··· Input records
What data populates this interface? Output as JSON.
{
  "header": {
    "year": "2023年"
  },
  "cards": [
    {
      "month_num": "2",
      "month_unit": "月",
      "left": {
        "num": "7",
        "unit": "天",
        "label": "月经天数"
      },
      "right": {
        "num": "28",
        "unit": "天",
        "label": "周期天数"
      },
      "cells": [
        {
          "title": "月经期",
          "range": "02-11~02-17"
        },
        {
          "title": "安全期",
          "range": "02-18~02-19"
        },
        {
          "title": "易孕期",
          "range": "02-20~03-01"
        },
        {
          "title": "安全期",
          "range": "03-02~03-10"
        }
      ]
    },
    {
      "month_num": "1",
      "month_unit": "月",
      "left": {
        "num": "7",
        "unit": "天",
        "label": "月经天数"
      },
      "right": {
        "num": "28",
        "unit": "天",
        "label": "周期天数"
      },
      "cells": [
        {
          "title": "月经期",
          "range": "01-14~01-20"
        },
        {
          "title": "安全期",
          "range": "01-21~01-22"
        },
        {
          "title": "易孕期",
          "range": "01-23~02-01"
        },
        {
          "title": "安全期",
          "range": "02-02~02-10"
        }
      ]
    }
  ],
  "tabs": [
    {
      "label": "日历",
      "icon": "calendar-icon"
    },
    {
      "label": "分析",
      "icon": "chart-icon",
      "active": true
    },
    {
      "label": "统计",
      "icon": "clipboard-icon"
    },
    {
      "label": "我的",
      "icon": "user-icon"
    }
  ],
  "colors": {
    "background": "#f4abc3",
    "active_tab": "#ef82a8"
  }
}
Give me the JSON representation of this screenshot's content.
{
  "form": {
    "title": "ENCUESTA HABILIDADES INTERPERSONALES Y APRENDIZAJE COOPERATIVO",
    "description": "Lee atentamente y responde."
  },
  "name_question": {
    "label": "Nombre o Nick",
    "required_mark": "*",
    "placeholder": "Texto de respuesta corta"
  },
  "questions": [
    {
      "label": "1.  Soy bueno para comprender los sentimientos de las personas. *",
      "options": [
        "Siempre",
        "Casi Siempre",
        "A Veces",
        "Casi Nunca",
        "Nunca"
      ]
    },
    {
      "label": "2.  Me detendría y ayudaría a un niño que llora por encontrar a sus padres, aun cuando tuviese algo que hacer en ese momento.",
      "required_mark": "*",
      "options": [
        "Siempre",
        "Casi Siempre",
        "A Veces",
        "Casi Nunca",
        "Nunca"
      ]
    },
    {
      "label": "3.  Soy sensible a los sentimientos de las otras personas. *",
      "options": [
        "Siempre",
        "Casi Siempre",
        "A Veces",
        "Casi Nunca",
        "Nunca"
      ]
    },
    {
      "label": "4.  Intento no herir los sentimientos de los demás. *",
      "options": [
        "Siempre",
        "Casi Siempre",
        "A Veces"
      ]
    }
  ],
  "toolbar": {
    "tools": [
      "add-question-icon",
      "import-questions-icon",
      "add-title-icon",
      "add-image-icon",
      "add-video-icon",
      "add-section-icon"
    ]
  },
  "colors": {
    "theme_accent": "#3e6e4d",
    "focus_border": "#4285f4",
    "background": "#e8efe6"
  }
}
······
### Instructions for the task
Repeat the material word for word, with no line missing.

### Result for this exercise
What data populates this interface? Output as JSON.
{
  "header": {
    "year": "2023年"
  },
  "cards": [
    {
      "month_num": "2",
      "month_unit": "月",
      "left": {
        "num": "7",
        "unit": "天",
        "label": "月经天数"
      },
      "right": {
        "num": "28",
        "unit": "天",
        "label": "周期天数"
      },
      "cells": [
        {
          "title": "月经期",
          "range": "02-11~02-17"
        },
        {
          "title": "安全期",
          "range": "02-18~02-19"
        },
        {
          "title": "易孕期",
          "range": "02-20~03-01"
        },
        {
          "title": "安全期",
          "range": "03-02~03-10"
        }
      ]
    },
    {
      "month_num": "1",
      "month_unit": "月",
      "left": {
        "num": "7",
        "unit": "天",
        "label": "月经天数"
      },
      "right": {
        "num": "28",
        "unit": "天",
        "label": "周期天数"
      },
      "cells": [
        {
          "title": "月经期",
          "range": "01-14~01-20"
        },
        {
          "title": "安全期",
          "range": "01-21~01-22"
        },
        {
          "title": "易孕期",
          "range": "01-23~02-01"
        },
        {
          "title": "安全期",
          "range": "02-02~02-10"
        }
      ]
    }
  ],
  "tabs": [
    {
      "label": "日历",
      "icon": "calendar-icon"
    },
    {
      "label": "分析",
      "icon": "chart-icon",
      "active": true
    },
    {
      "label": "统计",
      "icon": "clipboard-icon"
    },
    {
      "label": "我的",
      "icon": "user-icon"
    }
  ],
  "colors": {
    "background": "#f4abc3",
    "active_tab": "#ef82a8"
  }
}
Give me the JSON representation of this screenshot's content.
{
  "form": {
    "title": "ENCUESTA HABILIDADES INTERPERSONALES Y APRENDIZAJE COOPERATIVO",
    "description": "Lee atentamente y responde."
  },
  "name_question": {
    "label": "Nombre o Nick",
    "required_mark": "*",
    "placeholder": "Texto de respuesta corta"
  },
  "questions": [
    {
      "label": "1.  Soy bueno para comprender los sentimientos de las personas. *",
      "options": [
        "Siempre",
        "Casi Siempre",
        "A Veces",
        "Casi Nunca",
        "Nunca"
      ]
    },
    {
      "label": "2.  Me detendría y ayudaría a un niño que llora por encontrar a sus padres, aun cuando tuviese algo que hacer en ese momento.",
      "required_mark": "*",
      "options": [
        "Siempre",
        "Casi Siempre",
        "A Veces",
        "Casi Nunca",
        "Nunca"
      ]
    },
    {
      "label": "3.  Soy sensible a los sentimientos de las otras personas. *",
      "options": [
        "Siempre",
        "Casi Siempre",
        "A Veces",
        "Casi Nunca",
        "Nunca"
      ]
    },
    {
      "label": "4.  Intento no herir los sentimientos de los demás. *",
      "options": [
        "Siempre",
        "Casi Siempre",
        "A Veces"
      ]
    }
  ],
  "toolbar": {
    "tools": [
      "add-question-icon",
      "import-questions-icon",
      "add-title-icon",
      "add-image-icon",
      "add-video-icon",
      "add-section-icon"
    ]
  },
  "colors": {
    "theme_accent": "#3e6e4d",
    "focus_border": "#4285f4",
    "background": "#e8efe6"
  }
}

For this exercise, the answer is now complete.